#### Activity
Word for word, copy the records that follow.

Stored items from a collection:
◇ ◇ ◇ ◇ ◇

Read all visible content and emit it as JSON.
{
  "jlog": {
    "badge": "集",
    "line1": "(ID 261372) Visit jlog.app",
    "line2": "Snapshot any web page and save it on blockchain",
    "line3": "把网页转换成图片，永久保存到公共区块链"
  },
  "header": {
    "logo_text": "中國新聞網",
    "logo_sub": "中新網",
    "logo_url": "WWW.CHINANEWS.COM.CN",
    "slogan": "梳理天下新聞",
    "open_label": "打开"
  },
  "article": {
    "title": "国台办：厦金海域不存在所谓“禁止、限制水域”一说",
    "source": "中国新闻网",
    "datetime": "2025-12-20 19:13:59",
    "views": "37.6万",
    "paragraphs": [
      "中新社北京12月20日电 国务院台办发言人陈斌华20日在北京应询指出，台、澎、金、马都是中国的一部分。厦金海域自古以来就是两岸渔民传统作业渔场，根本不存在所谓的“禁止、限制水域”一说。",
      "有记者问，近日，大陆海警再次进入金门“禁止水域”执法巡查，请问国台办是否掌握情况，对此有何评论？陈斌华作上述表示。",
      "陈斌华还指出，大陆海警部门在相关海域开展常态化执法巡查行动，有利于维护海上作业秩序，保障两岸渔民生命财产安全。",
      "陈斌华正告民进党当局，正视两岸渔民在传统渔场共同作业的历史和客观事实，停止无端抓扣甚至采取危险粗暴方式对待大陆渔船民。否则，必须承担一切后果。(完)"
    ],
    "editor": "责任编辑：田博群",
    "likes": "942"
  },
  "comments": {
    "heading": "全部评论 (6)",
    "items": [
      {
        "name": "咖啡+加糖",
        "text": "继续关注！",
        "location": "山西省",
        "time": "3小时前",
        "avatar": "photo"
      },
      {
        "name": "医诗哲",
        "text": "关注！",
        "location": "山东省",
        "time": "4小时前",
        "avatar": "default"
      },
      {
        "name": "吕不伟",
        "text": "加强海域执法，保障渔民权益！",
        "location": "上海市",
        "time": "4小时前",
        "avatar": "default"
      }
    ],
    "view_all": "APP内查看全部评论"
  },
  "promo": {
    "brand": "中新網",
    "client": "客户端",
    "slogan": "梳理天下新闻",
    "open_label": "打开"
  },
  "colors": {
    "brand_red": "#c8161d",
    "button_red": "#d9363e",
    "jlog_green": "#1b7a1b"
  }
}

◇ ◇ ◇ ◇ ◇

#### Solution below
Read all visible content and emit it as JSON.
{
  "jlog": {
    "badge": "集",
    "line1": "(ID 261372) Visit jlog.app",
    "line2": "Snapshot any web page and save it on blockchain",
    "line3": "把网页转换成图片，永久保存到公共区块链"
  },
  "header": {
    "logo_text": "中國新聞網",
    "logo_sub": "中新網",
    "logo_url": "WWW.CHINANEWS.COM.CN",
    "slogan": "梳理天下新聞",
    "open_label": "打开"
  },
  "article": {
    "title": "国台办：厦金海域不存在所谓“禁止、限制水域”一说",
    "source": "中国新闻网",
    "datetime": "2025-12-20 19:13:59",
    "views": "37.6万",
    "paragraphs": [
      "中新社北京12月20日电 国务院台办发言人陈斌华20日在北京应询指出，台、澎、金、马都是中国的一部分。厦金海域自古以来就是两岸渔民传统作业渔场，根本不存在所谓的“禁止、限制水域”一说。",
      "有记者问，近日，大陆海警再次进入金门“禁止水域”执法巡查，请问国台办是否掌握情况，对此有何评论？陈斌华作上述表示。",
      "陈斌华还指出，大陆海警部门在相关海域开展常态化执法巡查行动，有利于维护海上作业秩序，保障两岸渔民生命财产安全。",
      "陈斌华正告民进党当局，正视两岸渔民在传统渔场共同作业的历史和客观事实，停止无端抓扣甚至采取危险粗暴方式对待大陆渔船民。否则，必须承担一切后果。(完)"
    ],
    "editor": "责任编辑：田博群",
    "likes": "942"
  },
  "comments": {
    "heading": "全部评论 (6)",
    "items": [
      {
        "name": "咖啡+加糖",
        "text": "继续关注！",
        "location": "山西省",
        "time": "3小时前",
        "avatar": "photo"
      },
      {
        "name": "医诗哲",
        "text": "关注！",
        "location": "山东省",
        "time": "4小时前",
        "avatar": "default"
      },
      {
        "name": "吕不伟",
        "text": "加强海域执法，保障渔民权益！",
        "location": "上海市",
        "time": "4小时前",
        "avatar": "default"
      }
    ],
    "view_all": "APP内查看全部评论"
  },
  "promo": {
    "brand": "中新網",
    "client": "客户端",
    "slogan": "梳理天下新闻",
    "open_label": "打开"
  },
  "colors": {
    "brand_red": "#c8161d",
    "button_red": "#d9363e",
    "jlog_green": "#1b7a1b"
  }
}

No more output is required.